##### Source material

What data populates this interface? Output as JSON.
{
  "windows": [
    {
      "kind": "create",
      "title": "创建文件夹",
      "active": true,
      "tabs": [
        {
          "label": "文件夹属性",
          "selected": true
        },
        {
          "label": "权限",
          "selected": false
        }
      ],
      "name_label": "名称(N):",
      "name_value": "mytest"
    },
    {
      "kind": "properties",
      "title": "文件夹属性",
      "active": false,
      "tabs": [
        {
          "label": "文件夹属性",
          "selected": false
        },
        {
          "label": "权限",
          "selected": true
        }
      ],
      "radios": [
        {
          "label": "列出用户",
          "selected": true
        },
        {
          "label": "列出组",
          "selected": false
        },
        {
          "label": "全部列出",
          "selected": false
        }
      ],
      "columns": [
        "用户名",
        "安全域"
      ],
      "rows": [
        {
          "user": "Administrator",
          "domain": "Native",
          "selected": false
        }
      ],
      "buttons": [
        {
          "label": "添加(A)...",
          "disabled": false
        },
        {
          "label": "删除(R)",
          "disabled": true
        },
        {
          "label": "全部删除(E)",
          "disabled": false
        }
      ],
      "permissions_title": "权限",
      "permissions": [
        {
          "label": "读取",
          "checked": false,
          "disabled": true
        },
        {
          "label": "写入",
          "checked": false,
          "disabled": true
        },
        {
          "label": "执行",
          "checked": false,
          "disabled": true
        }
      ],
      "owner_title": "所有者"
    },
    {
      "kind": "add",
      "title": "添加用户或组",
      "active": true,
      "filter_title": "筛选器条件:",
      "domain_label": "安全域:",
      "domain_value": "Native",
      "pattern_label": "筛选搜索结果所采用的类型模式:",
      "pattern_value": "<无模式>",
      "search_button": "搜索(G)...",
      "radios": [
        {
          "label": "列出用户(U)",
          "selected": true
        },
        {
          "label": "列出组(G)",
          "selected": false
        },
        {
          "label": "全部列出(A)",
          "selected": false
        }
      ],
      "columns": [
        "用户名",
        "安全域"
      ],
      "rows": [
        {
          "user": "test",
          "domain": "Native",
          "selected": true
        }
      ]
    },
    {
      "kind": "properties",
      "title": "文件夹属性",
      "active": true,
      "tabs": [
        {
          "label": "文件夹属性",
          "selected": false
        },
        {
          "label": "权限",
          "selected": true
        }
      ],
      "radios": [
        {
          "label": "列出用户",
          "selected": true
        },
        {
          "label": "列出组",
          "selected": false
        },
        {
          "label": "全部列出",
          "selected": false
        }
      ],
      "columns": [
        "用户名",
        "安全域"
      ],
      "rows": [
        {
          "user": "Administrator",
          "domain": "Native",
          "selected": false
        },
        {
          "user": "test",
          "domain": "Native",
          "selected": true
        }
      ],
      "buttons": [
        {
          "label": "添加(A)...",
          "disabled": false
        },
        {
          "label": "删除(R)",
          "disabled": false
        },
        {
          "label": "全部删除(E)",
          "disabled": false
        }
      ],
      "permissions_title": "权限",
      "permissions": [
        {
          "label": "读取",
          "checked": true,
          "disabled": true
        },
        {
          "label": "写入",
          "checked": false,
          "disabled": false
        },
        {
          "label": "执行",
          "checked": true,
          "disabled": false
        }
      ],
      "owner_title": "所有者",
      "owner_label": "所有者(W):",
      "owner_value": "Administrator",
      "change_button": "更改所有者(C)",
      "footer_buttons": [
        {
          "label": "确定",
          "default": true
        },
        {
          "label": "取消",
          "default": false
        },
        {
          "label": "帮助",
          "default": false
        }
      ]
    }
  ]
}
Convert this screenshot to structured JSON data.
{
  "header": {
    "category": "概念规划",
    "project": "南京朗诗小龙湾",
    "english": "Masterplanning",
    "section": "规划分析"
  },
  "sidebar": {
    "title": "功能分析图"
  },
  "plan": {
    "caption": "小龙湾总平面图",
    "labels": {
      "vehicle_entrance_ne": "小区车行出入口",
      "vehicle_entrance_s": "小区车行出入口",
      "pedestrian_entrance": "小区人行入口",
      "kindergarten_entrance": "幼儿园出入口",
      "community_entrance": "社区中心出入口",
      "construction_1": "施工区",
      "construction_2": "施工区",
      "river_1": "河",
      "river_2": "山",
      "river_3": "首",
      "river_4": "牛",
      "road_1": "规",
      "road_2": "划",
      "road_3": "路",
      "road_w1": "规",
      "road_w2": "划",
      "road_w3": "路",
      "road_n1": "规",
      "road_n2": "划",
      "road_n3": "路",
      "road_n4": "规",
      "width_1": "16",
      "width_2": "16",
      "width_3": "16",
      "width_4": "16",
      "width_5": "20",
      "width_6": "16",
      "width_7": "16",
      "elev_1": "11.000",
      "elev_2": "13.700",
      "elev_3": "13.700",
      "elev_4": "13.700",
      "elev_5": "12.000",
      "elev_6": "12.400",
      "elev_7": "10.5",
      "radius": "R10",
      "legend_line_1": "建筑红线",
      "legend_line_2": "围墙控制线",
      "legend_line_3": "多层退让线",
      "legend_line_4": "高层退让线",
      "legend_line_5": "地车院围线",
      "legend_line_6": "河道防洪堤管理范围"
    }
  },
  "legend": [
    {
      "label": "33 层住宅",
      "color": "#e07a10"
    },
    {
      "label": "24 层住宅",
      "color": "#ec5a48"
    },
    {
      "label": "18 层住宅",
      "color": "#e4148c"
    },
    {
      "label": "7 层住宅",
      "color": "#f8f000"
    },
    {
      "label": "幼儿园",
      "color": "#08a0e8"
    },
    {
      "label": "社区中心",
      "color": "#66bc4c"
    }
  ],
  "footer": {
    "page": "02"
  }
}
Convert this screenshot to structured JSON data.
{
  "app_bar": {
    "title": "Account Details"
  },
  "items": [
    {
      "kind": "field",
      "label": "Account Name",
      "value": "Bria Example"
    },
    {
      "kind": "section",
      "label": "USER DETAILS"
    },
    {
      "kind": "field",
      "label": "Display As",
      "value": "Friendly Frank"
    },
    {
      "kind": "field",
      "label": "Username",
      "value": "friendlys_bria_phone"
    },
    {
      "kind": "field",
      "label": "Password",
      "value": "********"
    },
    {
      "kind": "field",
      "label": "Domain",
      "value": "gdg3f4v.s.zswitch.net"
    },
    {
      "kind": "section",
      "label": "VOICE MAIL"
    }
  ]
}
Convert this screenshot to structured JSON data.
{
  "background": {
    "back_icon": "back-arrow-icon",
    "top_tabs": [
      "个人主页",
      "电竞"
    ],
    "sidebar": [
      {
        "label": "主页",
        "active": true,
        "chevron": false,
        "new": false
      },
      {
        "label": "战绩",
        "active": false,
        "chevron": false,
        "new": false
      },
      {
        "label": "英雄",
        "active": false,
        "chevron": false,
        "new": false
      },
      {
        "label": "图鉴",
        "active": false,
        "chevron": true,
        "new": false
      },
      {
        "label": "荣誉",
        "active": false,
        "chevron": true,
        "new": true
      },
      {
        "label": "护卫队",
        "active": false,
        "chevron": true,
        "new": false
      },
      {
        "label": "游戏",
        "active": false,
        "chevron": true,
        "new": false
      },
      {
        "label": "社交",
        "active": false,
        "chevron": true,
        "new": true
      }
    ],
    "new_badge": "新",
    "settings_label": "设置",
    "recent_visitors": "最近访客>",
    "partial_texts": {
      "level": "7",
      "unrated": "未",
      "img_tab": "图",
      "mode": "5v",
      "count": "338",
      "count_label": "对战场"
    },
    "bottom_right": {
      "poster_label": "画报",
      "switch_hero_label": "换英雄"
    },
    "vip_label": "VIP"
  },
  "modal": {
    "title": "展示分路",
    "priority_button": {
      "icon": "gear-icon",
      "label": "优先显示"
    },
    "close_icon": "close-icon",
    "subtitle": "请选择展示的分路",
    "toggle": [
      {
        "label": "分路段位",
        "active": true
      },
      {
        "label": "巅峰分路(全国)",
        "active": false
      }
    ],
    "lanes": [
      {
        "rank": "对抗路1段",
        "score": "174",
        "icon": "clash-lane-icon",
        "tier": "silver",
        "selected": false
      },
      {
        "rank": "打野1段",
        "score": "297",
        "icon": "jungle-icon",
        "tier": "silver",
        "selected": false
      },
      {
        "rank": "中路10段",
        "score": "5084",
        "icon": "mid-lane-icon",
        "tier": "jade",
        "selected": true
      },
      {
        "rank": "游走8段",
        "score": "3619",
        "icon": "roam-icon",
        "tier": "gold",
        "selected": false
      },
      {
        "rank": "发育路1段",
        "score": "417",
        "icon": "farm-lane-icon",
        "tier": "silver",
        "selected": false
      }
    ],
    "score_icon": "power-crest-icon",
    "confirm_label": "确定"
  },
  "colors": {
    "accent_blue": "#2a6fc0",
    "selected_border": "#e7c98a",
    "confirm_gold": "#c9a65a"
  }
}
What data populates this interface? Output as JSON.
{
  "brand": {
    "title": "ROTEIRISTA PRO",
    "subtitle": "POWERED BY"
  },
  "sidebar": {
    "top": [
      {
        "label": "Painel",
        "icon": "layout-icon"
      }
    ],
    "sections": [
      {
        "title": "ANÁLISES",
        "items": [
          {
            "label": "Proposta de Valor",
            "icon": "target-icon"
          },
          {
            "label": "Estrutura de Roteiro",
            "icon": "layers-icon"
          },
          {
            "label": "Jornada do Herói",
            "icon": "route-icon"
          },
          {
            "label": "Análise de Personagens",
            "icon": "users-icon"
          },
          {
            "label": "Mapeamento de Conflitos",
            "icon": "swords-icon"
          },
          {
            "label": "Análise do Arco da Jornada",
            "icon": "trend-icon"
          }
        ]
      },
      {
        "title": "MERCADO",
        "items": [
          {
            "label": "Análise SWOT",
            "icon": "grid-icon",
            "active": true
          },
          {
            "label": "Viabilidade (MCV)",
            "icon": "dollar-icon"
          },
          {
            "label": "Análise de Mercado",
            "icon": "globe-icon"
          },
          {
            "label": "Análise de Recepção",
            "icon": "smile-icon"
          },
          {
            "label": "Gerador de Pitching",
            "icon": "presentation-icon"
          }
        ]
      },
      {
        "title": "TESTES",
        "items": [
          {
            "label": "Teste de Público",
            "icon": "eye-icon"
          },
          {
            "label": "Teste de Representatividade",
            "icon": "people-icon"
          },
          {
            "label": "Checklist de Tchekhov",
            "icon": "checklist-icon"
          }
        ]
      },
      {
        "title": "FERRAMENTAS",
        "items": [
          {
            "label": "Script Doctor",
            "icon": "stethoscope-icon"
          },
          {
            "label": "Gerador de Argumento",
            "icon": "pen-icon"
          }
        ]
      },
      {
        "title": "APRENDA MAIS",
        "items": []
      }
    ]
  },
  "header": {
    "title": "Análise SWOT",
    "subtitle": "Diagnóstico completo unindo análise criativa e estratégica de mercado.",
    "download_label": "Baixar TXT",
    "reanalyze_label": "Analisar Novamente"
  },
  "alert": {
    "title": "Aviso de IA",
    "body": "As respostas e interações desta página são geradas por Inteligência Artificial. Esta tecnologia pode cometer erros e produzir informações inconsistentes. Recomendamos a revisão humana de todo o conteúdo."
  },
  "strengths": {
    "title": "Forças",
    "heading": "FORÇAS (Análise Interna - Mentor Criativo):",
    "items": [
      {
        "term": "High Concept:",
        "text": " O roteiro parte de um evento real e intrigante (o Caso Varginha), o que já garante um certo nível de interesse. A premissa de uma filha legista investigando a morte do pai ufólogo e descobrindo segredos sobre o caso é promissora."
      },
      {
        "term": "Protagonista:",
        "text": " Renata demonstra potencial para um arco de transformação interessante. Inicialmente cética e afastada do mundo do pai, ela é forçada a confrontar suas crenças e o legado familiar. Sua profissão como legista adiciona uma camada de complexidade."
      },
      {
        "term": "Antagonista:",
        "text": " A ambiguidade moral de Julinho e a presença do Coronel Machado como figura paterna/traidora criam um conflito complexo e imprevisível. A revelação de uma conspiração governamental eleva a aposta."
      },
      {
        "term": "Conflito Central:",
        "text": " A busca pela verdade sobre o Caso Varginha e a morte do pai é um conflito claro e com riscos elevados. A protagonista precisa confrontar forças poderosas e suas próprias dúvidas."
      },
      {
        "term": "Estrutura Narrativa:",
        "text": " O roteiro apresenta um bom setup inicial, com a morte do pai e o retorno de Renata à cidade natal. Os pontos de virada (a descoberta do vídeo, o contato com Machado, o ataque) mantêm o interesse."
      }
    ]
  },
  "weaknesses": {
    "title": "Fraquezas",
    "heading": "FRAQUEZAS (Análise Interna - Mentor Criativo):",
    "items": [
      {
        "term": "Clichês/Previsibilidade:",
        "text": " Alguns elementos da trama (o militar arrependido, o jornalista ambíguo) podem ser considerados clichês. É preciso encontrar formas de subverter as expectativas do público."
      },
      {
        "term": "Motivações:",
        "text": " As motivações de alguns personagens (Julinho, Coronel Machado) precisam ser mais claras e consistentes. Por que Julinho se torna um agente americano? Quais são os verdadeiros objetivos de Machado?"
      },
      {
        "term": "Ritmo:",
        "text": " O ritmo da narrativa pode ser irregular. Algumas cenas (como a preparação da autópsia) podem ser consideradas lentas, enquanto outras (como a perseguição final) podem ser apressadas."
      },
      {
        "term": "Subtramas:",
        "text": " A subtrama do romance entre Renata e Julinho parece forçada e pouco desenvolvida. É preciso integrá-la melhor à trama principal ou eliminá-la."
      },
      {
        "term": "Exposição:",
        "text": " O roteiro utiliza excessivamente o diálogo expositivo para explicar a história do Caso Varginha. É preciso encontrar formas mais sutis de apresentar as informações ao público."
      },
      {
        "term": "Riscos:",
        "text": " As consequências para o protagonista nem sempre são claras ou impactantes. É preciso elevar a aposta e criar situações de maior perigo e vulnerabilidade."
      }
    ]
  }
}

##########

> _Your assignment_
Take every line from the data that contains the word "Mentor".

> _Task output_
    "heading": "FORÇAS (Análise Interna - Mentor Criativo):",
    "heading": "FRAQUEZAS (Análise Interna - Mentor Criativo):",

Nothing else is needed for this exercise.